The blues finished third in Pep’s first season, lost to United in the League Cup, defeated by Arsenal in the FA Cup semi-finals and threw away a 5-3 first leg lead against Monaco, losing 3-1 in the second leg, exiting on the away goals rule. And while opposing fans laughed and called him a fraud, while the pundits told the cameras how disappointed they were with his first season, Pep calmly planned his Premier League assault.
He set about curing the defence, shoring up the midfield and removing those that no longer played a part at the club. Out went the likes of Willy Caballero, Pablo Zabaleta, Aleksander Kolarov, Bacary Sagna, Gael Clichy, Jesus Navas, Fernando, Samir Nasri, Wilfried Bony, Nolito and Kelechi iheanacho. They were replaced by Bernardo Silva, Ederson, Kyle Walker, Danilo, Benjamin Mendy, and in January Aymeric Laporte.

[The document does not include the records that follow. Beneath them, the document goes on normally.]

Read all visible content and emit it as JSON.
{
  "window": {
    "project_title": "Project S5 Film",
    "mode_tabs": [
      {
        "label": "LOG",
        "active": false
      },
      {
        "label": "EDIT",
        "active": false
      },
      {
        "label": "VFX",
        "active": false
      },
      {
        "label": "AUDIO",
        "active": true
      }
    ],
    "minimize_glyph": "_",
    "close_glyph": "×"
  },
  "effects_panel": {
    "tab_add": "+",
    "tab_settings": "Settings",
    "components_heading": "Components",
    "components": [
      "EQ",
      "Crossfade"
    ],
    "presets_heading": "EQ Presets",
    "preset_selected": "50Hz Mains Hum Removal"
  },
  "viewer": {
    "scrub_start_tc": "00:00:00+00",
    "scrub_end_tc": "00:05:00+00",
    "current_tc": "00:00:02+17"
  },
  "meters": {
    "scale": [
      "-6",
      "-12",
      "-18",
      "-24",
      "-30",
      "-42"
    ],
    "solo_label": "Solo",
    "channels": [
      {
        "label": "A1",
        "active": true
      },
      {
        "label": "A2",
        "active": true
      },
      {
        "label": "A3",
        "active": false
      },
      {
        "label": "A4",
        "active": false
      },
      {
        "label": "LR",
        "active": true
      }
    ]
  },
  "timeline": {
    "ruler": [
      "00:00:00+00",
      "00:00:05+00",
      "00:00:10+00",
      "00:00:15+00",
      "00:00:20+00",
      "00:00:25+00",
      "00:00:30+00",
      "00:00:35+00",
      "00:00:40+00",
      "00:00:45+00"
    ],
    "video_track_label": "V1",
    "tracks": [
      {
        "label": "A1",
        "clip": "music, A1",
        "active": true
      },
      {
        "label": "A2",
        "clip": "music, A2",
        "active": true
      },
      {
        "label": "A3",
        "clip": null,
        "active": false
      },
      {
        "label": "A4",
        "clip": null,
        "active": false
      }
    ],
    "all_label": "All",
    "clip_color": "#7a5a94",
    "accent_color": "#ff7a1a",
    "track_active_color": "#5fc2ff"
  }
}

Again, he was questioned, but the manager has answered the critics in style. Not only did the new recruits ignite City’s charge, but he also reinvented some of the ‘old guard.’ David Silva was back to his best, Vincent Kompany battled through injury problems to play pivotal roles in big matches and Aguero once again amongst the goals.
But it was players like Raheem Sterling, who was labelled a £50 misfit that caught the eye. Although he still needs to work on his finishing, the winger had his most impressive season to date. Kevin de Bruyne, the assist king has flourished under Guardiola and Fernandinho has been one of the unsung heroes of the squad.
And the reward for a truly remarkable season was winning the League Cup and Premier League.
But Guardiola knows there is still work to be done. Defeat by Wigan Athletic in the FA Cup will be something the Spaniard did not expect to happen, although he should have known away games at lower league opposition is seldom easy. Last season, the blues went to Huddersfield and came away with a 0-0 draw. A 2-0 win at Cardiff in the fourth round in January may have led Guardiola into a false sense of security when his team were drawn against Wigan, our bogey side of recent years. And they would prove it again, winning the tie 1-0 and ending our hopes of an unprecedented domestic treble.
An annual defeat at Anfield was followed by two further losses to the Merseysiders in the Champions League, which shows Guardiola exactly what he needs to do next year, with the blues boss will be determined to make up for those losses.
The Champions League will be his highest priority, that’s what he was brought here to win, and Guardiola will not rest until Europe’s (supposed) elite trophy is sitting in the City trophy cabinet.
His second priority will be to become the first City manager to retain the top flight title. Mercer, Mancini and Pellegrini all failed. Pep will not want to add his name to that list.
And of course, the two domestic cup competitions will also be firmly in his sights. There isn’t a manager around who would not revel in winning football’s oldest club competition. It’s the one competition that sends a chill down the spine whenever your team lifts it. And the League Cup, dubbed by many as the Mickey Mouse Cup, will probably be used by Pep to blood more youngsters alongside the older heads, as he prepares for the future and progress the academy players further, in the way teams like United and Arsenal had done over the years.
But whatever happens next season, no one will forget this one. It will be remembered for a long time and those records are going to take some breaking. What are the chances of City breaking them next season?
And yes, he could do it on a cold, wet night in Stoke!